Andrei Kalitin, one of the few reporters to have interviewed several Vory, managed to convince Ivankov to talk to him on camera for a television documentary and remembers the convicted extortionist as a “very powerful person and personality”. “But his power is destructive,” Kalitin said. “He is bitter, but powerful and not broken.”
Ivankov, along with an ethnic Kurd from Georgia named Aslan “Grandpa Hassan” Usoyan, are now among the most powerful Vory in a Vor world that is currently split by a deep rift that threatens major bloodshed, said Alexander of PrimeCrime.ru.
A sniper shot Ivankov in the stomach last week after the reputed mob boss left a restaurant in north-west Moscow.
Ivankov survived the attack and is recovering in hospital.

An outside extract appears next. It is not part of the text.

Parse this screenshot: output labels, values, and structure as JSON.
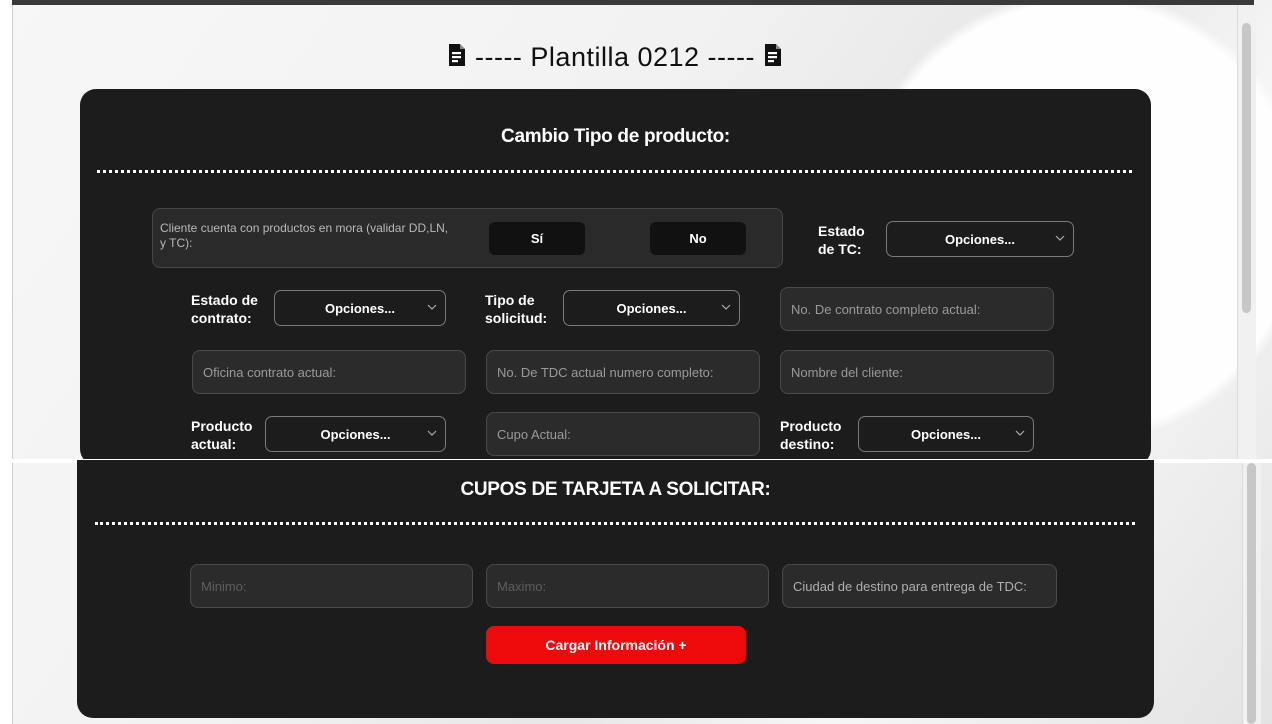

The state-run Interfax news agency cited an unidentified law enforcement source as saying the attempt on Ivankov’s life was probably tied to the conflict between clans linked to Usoyan and another prominent gang leader named Tariel Oniani.
The conflict, experts said, is over commercial interests but also touches upon what it means to be a Vor, pitting those with greater respect for the relatively austere lives led by the original Vory against those who embraced the money and good life when capitalism hit Russia like an anvil.
In the free-for-all in Russia at the start of the 1990s, young Russian criminals with little regard for Vor traditions began building their own careers and decided themselves whom to rob and whom to kill, Kalitin said. Many of today’s Vory, most of whom are from the Caucasus, are involved in banking, sport, drugs and gambling and have their own villas and fleets of vehicles, he said.
“This is against the [Vor] rules, but there’s no one to tell them that,” Kalitin said. “Furthermore, you see … Vory who are buying the title of ‘Vor’ with money without ever having served time, and they get away with it. The paradox is that the Vory world died because of its own intra-company wars over money.”
An anonymous interior ministry official told Interfax in late March that there were about 1,200 Vory v Zakone in Russia, 60 per cent of whom are citizens of neighbouring Georgia, a former Soviet republic that Russia crushed last year in a short war over the breakaway Georgian republics of South Ossetia and Abkhazia. (At about the same time Kremlin foe Mikheil Saakashvili, the Georgian president, reportedly boasted that he was cleaning up the country by sending Georgian Vory to Russia, making these crime bosses Georgia’s largest export to its former imperial masters.)
Alexander said the 1,200 figure sounded probable, but that it is impossible to say exactly how many Vory remain. Last year, he noted, the Russian interior minister Rashid Nurgaliyev publicly stated there were just 150 Vory in Russia.
“Of course he didn’t know anything,” Alexander said. “Someone just gave him a piece of paper with that information. But it was total nonsense. Twelve-hundred is closer to the real figure, but nobody knows for sure the exact number. Even the Vory themselves don’t know it. Someone dies, someone is killed, someone has their title revoked, someone is initiated … It’s not a brotherhood limited by territory. Any Vor can find connections anywhere he goes. Some are in jail in Spain, Italy, France, Uzbekistan.”
Wherever the world of the Vory is heading, Alexander said PrimeCrime.ru will be there to cover it. His obsessive interest in this criminal underworld is visceral, and he clearly enjoys discussing his ideas about Vory more than whether his site’s traffic will eventually reach its goal of 30,000 visitors a day, up from the current level 1,500 to 2,000 visitors.
“I have my own business. I have worked in big companies. I have other sources of income,” he said. “But this is the thing I am most interested in doing. What I do to make money isn’t really interesting to me. I believe that with time, what I am doing that interests me can bring in enough money to allow me to live without being distracted by anything else.”